  • good progress reviewing the strategic plan in conjunction with the redevelopment of the school curriculum, to further integrate specific strategies for improving success for Māori students and their whānau and Pacific students and their families
  • revising curriculum guidelines to reflect progress in culturally responsive practices, learning approaches, assessment practices and teaching as inquiry linked to targeted learners
  • strengthening the role of students in leading their learning to further reduce disparity in achievement, particularly for Māori and boys
  • continuing to embed, extend and align internal evaluation practices to support accelerated achievement, including reporting on the impact of special programmes.

Board assurance on legal requirements

Before the review, the board and principal of the school completed the ERO board assurance statement and self-audit checklists. In these documents they attested that they had taken all reasonable steps to meet their legislative obligations related to the following:

  • board administration
  • curriculum
  • management of health, safety and welfare
  • personnel management
  • asset management. 

During the review, ERO checked the following items because they have a potentially high impact on student safety and wellbeing:
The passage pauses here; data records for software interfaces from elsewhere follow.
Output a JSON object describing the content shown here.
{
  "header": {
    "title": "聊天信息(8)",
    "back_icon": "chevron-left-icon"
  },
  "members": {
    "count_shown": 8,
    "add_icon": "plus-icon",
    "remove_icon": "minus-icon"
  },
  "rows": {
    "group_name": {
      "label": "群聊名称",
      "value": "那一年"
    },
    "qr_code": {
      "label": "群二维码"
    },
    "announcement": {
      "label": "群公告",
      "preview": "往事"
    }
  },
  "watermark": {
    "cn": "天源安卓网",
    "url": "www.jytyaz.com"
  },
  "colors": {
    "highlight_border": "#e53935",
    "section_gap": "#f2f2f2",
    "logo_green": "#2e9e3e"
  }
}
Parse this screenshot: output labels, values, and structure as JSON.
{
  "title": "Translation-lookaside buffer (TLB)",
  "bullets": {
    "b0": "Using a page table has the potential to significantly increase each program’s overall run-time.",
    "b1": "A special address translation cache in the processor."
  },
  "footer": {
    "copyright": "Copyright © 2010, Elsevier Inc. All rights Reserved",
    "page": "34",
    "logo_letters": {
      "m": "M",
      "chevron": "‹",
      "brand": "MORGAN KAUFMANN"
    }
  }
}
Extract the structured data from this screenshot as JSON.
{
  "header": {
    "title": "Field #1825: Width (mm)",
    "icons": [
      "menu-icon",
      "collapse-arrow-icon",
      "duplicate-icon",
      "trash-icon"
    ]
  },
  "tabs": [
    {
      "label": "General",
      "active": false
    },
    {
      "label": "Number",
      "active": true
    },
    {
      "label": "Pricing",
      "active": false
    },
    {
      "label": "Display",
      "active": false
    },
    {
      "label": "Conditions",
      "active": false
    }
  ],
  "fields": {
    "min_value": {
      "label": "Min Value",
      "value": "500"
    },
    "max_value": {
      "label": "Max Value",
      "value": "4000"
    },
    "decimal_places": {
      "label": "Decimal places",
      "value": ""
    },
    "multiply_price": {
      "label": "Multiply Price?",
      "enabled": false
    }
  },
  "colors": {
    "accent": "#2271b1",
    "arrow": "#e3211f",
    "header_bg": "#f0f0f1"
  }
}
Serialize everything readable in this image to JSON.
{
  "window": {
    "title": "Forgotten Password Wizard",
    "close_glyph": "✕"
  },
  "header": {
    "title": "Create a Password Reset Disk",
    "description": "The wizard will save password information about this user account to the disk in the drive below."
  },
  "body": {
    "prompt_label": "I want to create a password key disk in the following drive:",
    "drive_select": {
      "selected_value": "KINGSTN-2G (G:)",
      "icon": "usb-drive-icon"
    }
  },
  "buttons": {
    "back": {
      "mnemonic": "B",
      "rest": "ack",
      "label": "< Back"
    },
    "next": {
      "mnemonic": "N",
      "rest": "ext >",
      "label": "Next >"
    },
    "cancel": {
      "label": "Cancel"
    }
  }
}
  • emotional safety of students (including prevention of bullying and sexual harassment)
  • physical safety of students
  • teacher registration and certification
  • processes for appointing staff
  • stand down, suspension, expulsion and exclusion of students
  • attendance
  • school policies in relation to meeting the requirements of the Vulnerable Children Act 2014. 

Appraisal audit

The revised appraisal process meets the Education Council guidelines. A particular focus on teacher reflection on their goals, observations and monitoring of target students is evident. Continuing to strengthen evidence in relation to the Practising Teacher Criteria should support growth in teaching practice.

Going forward

How well placed is the school to accelerate the achievement of all children who need it?

Children are achieving well. The school demonstrates strong progress toward achieving equity in educational outcomes, supported by effective, sustainable processes and practices.

Agreed next steps are to:

  • ·complete the planned review of the strategic plan and curriculum to develop an integrated approach towards supporting Māori and Pacific students’ success and students leading their learning
  • continue to embed and extend internal evaluation processes within school systems to support accelerated learning
  • continue to embed teacher appraisal and teaching as inquiry.

ERO is likely to carry out the next review in three years. 

Alan Wynyard
Deputy Chief Review Officer Central (Acting)

26 July 2017

About the school

Location

Porirua

Ministry of Education profile number

3045

School type

Contributing Primary (Years 1 to 6)

School roll

434

Gender composition

Male 51%, Female 49%

Ethnic composition

Māori                                  40%
Pākehā                               45%
Pacific                                 12%
Other ethnic groups        3%

Review team on site

June 2017

Date of this report

26 July 2017

Most recent ERO report(s)

Education Review February 2015
Education Review November 2011
Education Review November 2008